Six (6) Council members shall be elected as Council members at large to four (4) year terms on a rotation of three (3) members selected in one election and three (3) members selected in the next. This rotation will begin with three (3) persons being selected at the 2019 November general election and three (3) selected at the 2021 November general election and will continue at the November general election in subsequent off numbered years. The Mayor shall be selected by separate ballot to a four (4) year term beginning at the 2019 November general election and each four (4) years thereafter.
(A) Term Limitation.
(1) In no case shall any person be elected to either the office of Council member, Mayor, or a combination of the two offices, for more than two (2) consecutive terms of four (4) years each; provided that the term served in filling a vacancy or unexpired term shall not be considered as part of the two (2) consecutive terms of four (4) years each.
(2) Following the election to two (2) consecutive terms as either Council member, Mayor, or a combination of the two offices, no person shall immediately thereafter be eligible for election to either office, or a combination thereof, until a period of one (1) term consisting of four (4) years has elapsed.
(3) No person who has been elected to two (2) consecutive terms as Council member, Mayor, or a combination of the two offices, shall be appointed to fill a vacancy or unexpired term until a period of one (1) term consisting of four (4) years has elapsed since that same person last held office as either Council member or Mayor.
(4) Present members already elected to more than two (2) consecutive terms as either Council member, Mayor, or a combination of the two offices, shall finish the present term to which they were elected.
This proposed Charter amendment shall become effective from the time of its approval by the electors and shall apply to all present Council members and Mayor.
SECTION _______. QUALIFICATIONS.
The Mayor and each Council member shall be at the time of election or appointment, and shall remain throughout the term of office, a qualified elector of the City.
The Mayor and each Council member shall begin their term of office on the first day of January following their election. The Mayor and each Council member shall take the oath of office on or before the first day of January.
SECTION ______ OFFICERS OF THE COUNCIL.
The officers of the Council shall be the Mayor and Vice Mayor.
(A) Mayor. The Mayor shall have the right to vote on all issues before the Council but shall have no power of veto. In addition to the powers, rights, and duties as a Council member, the Mayor shall preside at meetings of the Council, shall be recognized as head of the city government for all ceremonial purposes, by the Governor for purposes of military law, and by the courts for civil process involving the City. The Mayor is recognized as the Chief Executive Officer [Executive Officer] as required by the Ohio Revised Code for purposes of declaring an emergency, but not for any action other than as required by declared emergencies. The Mayor may by ordinance have judicial powers and shall perform all other duties prescribed by ordinance or by resolution of the Council not inconsistent with the provisions of this Charter.

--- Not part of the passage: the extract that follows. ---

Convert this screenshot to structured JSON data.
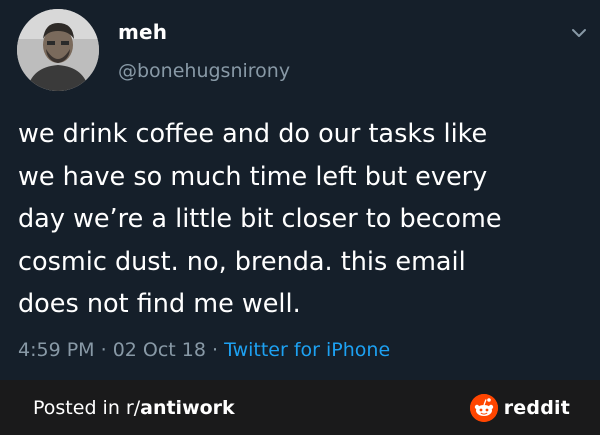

(B) Vice Mayor. The Vice Mayor shall exercise all the power and perform all the duties of the Mayor in case of temporary absence or disability. The City Council Candidate receiving the highest number of votes from City electors at the most recent November general election in an off numbered year will be the Vice Mayor and will serve as such for the first two (2) years of his or her term. If the office of Vice Mayor becomes vacant, the successor Vice Mayor shall be the member who received the next higher number of votes at the most recent rotation election of Council members. If it is not possible to identify a successor in that manner, the Council shall choose a new Vice Mayor at its next regular meeting. In the event of a vacancy in the office of Mayor, the Vice Mayor will serve as Mayor until such time as the vacancy is filled in accordance with Section _____ of this Charter.